Eugene Louis Boudin
(French, 1824 - 1898)
Artist Biography


Eugène Boudin was born on the Normandy coast to a seafaring family and it is for his images of sea and shore that he is best known. He became interested in art at the age of twelve when he left work as a cabin boy and began a job in a local stationary shop. The shopkeeper gave him his introduction to painting and Boudin remained there until he was eighteen, when he opened his own art framing shop to cater to artists working in the area, including the painters Troyon, Isabey, Couture, and Millet.  Soon, however, he gave up the shop in order to dedicate himself completely to painting. In 1851 he received a small pension from the municipality of Le Havre that allowed him to study at the École des Beaux-Arts, Paris from 1851-1853. 

Although this time of study was important for his technique and for the broadening of his education, it was in Normandy painting along the shore where his genius blossomed.  It was there he met Claude Monet in 1858 and became his mentor, encouraging his enthusiasm for plein-air painting. He became so admired by the younger generation of Impressionists that he was invited to show with them in their inaugural exhibition of 1874.  He befriended other major artists during this same time, meeting Courbet around 1859 and Jongkind in 1862.   Boudin’s first acceptance at the Paris Salon was in 1859, where his pastels were greatly praised by Charles Baudelaire.  He exhibited at the Salon every year from 1863 to 1870.

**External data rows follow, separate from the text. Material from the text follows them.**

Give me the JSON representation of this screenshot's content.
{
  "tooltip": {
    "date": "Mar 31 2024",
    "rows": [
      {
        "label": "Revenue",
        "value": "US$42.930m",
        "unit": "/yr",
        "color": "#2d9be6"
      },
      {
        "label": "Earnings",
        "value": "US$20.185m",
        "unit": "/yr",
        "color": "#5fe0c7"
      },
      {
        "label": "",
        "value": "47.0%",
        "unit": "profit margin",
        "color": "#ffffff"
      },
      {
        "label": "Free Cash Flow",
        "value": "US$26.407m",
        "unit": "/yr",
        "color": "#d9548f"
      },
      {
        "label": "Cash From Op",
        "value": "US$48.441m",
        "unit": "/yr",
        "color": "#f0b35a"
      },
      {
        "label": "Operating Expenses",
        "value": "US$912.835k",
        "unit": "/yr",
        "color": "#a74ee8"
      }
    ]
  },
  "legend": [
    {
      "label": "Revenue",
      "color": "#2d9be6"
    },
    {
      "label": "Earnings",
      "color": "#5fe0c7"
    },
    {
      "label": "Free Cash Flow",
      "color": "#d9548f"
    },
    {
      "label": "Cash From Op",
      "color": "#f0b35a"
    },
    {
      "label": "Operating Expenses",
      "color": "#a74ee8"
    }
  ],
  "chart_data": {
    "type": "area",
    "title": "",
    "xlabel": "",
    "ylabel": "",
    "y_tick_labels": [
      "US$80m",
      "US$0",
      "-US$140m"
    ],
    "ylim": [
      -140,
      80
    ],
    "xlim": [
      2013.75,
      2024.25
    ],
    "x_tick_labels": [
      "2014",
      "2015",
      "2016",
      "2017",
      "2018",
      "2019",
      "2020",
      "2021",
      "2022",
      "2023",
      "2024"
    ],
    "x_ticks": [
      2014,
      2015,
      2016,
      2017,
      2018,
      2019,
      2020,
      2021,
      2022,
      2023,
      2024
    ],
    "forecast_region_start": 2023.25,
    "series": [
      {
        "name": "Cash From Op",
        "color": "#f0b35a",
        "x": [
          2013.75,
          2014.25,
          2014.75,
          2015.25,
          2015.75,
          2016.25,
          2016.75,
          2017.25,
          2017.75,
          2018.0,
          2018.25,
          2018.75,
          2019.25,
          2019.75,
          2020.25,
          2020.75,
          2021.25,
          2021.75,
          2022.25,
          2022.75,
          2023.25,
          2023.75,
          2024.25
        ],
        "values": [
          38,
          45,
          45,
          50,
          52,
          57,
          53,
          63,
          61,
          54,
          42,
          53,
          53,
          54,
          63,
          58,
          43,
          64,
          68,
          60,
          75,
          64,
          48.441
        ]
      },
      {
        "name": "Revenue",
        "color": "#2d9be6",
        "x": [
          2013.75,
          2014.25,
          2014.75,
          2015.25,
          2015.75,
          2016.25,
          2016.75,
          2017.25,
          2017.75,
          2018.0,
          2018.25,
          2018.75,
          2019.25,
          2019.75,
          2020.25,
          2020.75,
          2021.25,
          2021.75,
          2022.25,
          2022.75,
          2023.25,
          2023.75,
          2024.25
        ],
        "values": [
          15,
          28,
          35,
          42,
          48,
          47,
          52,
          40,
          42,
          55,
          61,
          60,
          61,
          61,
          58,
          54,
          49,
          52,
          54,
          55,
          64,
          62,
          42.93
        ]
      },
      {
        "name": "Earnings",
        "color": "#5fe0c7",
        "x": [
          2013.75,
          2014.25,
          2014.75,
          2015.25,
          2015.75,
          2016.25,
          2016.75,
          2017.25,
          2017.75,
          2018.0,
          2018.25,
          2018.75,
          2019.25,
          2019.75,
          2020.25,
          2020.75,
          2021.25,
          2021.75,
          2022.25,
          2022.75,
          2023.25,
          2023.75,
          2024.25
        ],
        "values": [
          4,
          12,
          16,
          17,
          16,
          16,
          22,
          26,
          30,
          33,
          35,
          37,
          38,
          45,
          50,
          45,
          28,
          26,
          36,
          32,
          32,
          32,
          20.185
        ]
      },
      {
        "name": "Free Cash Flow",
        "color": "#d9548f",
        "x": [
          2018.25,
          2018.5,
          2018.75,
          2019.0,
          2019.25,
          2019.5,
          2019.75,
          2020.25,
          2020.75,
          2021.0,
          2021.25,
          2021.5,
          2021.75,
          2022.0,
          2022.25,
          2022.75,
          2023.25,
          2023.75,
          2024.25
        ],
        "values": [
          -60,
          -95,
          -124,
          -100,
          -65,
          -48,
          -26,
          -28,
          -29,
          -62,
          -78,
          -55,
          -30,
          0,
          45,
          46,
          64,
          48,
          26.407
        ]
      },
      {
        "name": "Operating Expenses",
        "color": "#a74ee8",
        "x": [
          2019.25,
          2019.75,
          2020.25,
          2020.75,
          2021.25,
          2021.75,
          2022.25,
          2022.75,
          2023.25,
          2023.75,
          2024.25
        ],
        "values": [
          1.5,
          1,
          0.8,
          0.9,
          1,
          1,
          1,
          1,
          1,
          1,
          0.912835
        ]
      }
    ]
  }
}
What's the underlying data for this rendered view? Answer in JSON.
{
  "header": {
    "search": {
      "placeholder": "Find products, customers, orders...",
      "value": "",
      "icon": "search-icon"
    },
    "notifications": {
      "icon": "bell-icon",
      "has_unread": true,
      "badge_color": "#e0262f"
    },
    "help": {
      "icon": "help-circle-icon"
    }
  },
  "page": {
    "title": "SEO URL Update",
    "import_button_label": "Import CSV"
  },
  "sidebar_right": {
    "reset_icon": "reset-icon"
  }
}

From 1862 Boudin began to spend holidays at Trouville, where the beach life provided many models and where many of his most famous works were executed. Based mostly along the Channel coast throughout the 1860’s, he also traveled extensively in southern France, particularly along the Côte d’Azur, trips which enriched his use of color. Late in his life, he had considerable success at the Salon.  In 1889 he received the Gold Medal at the General Exhibition. 


Like Corot, who proclaimed him “the Master of the sky”, Boudin was largely self-taught and he followed Corot’s example in his preference for working directly from nature.  Throughout his life he remained faithful to plein-air painting, focusing especially on the play of light on water and on atmospheric cloud studies.  The majority of his paintings are small landscapes of the harbors and beaches of the coast of northern France, informed by a sharp eye for social detail.